I knew I needed a confined space, and so I chose their long narrow garage to serve as the maze. Creating the ambience wouldn’t be hard; all I needed to do was cover all the walls with black, and as a party planner I have tons of fabric drape. Over the entrance I used two overlapping drapes so that you had to slip through the two into complete darkness. I placed a single white light spotlight (stolen from my disco ball set up) at the far end of the room. I made a pedestal out of an overturned planter, and placed one shining bar of "gold" directly beneath the beam.

Now onto the fun part: the beams! I had to turn to Steve, my warehouse manager and inventor extraordinaire in order to pull this off. After ordering one of the Wild Planet Lazer Tripwire from Amazon, both Steve and I discovered the disheartening truth: you couldn’t see the laser beams. You needed something to make them visible... and that thing turned out to be fog. However, the alarm’s beams were so weak that the fog actually tripped the alarm! Finally, we discovered that if we used a higher-powered beam from an actual laser pointer, it worked perfectly.

I found these amazing laser pointers that did the trick. Steve and I both decided that two or three real booby traps would make for a big enough challenge, and that the rest of the beams would be bogus beams that would just serve as distractions. We figured that in the dark, the kids wouldn’t really be able to see which ones were connected to the actual alarms.

The tricky part was how to make the beams stay perfectly in line with the alarm bases. It was Steve, of course, who came up with the solution. Using small wooden bases and 1/2 inch PVC, he constructed little stands that I could place on opposite sides of the room. Both lasers and bases were secured into place with putty and duct tape, and the bases taped to the floor to make sure they didn’t move. Once they were set, we were in business! For the decoy lasers I simply taped and puttied the flashlights all around the room.

Laser Maze in Fog|sophie-world.com

The one thing that I discovered as I was setting up the maze on the day of the event, was that the fog needed to be just right: too much (you couldn’t see anything, let alone the lasers), too little and you only caught glimpses of the lasers when you were right up next to them. I ended up using two fog machines, one at either end of the garage, but only sparingly. I also discovered that a blacked-out room full of lasers is a seriously dark place! To make sure everyone was safe, I marked the walls with some color-changing LED light bases that I had from another event. They added a cool effect, and also kept the kids away from the walls where all the apparatus was placed.

When everything was set, we let the guests make their way through the maze. It was awesome to watch! Each guest had their own technique. Some were very cautious, some just went gangbusters and ran through the beams (of course setting everything off and having to go back to the end of the line), some stood there and tried to figure out where the actual trip wires were, and how to avoid them. All in all it was a very interesting experiment in stealth.

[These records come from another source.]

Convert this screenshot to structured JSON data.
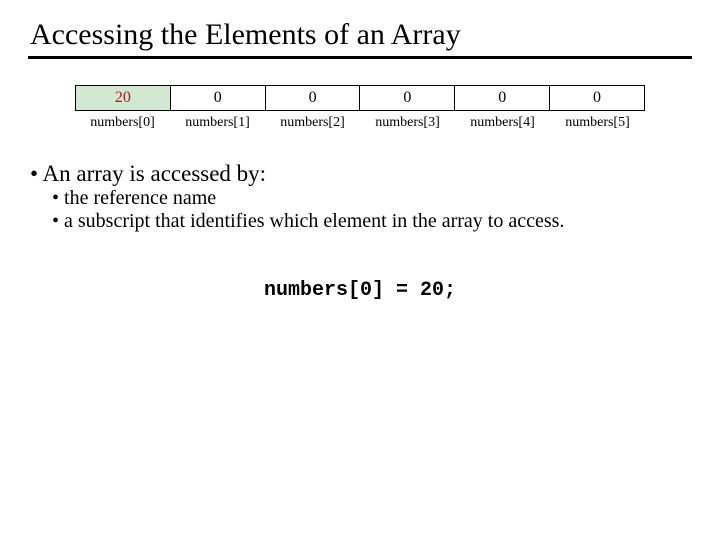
{
  "title": "Accessing the Elements of an Array",
  "array": {
    "cells": [
      {
        "value": "20",
        "highlight": true
      },
      {
        "value": "0",
        "highlight": false
      },
      {
        "value": "0",
        "highlight": false
      },
      {
        "value": "0",
        "highlight": false
      },
      {
        "value": "0",
        "highlight": false
      },
      {
        "value": "0",
        "highlight": false
      }
    ],
    "labels": [
      "numbers[0]",
      "numbers[1]",
      "numbers[2]",
      "numbers[3]",
      "numbers[4]",
      "numbers[5]"
    ]
  },
  "bullets": {
    "lead": "An array is accessed by:",
    "sub1": "the reference name",
    "sub2": "a subscript that identifies which element in the array to access."
  },
  "code_line": "numbers[0] = 20;"
}
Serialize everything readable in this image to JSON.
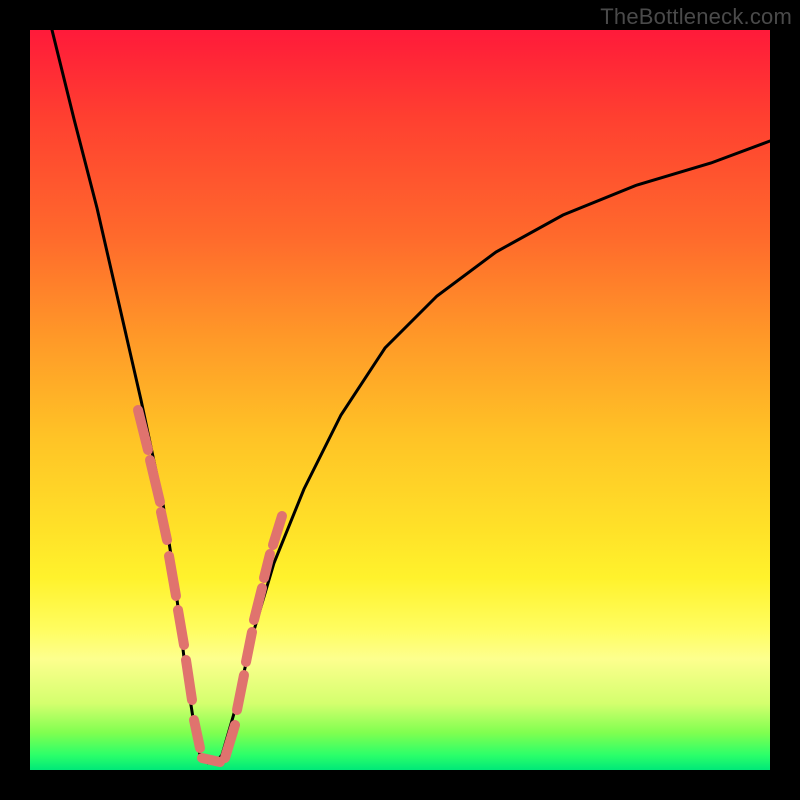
{
  "watermark": "TheBottleneck.com",
  "colors": {
    "frame": "#000000",
    "gradient_top": "#ff1a3a",
    "gradient_mid": "#ffe028",
    "gradient_bottom": "#00e878",
    "curve": "#000000",
    "markers": "#e0736e"
  },
  "chart_data": {
    "type": "line",
    "title": "",
    "xlabel": "",
    "ylabel": "",
    "xlim": [
      0,
      100
    ],
    "ylim": [
      0,
      100
    ],
    "series": [
      {
        "name": "bottleneck-curve",
        "x": [
          3,
          6,
          9,
          12,
          15,
          18,
          19,
          20,
          21,
          22,
          23,
          24,
          25,
          26,
          28,
          30,
          33,
          37,
          42,
          48,
          55,
          63,
          72,
          82,
          92,
          100
        ],
        "y": [
          100,
          88,
          76,
          63,
          50,
          36,
          29,
          22,
          14,
          7,
          2,
          1,
          1,
          2,
          9,
          18,
          28,
          38,
          48,
          57,
          64,
          70,
          75,
          79,
          82,
          85
        ]
      }
    ],
    "annotations": [
      {
        "name": "marker-cluster-left",
        "x_range": [
          14,
          19
        ],
        "y_range": [
          20,
          45
        ]
      },
      {
        "name": "marker-cluster-bottom",
        "x_range": [
          20,
          25
        ],
        "y_range": [
          0,
          6
        ]
      },
      {
        "name": "marker-cluster-right",
        "x_range": [
          26,
          31
        ],
        "y_range": [
          8,
          30
        ]
      }
    ]
  }
}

My favorite thing was hearing the boys compare strategies, and watching them put their names on the list over and over. Even the parents and siblings got into it!

I’m sure there are ways to make a more sophisticated system, but for me this laser maze ranks up there with one of my top ten party activities. And even if none of us looked like Catherine Zeta Jones while going through the maze, in our imaginations... we all did!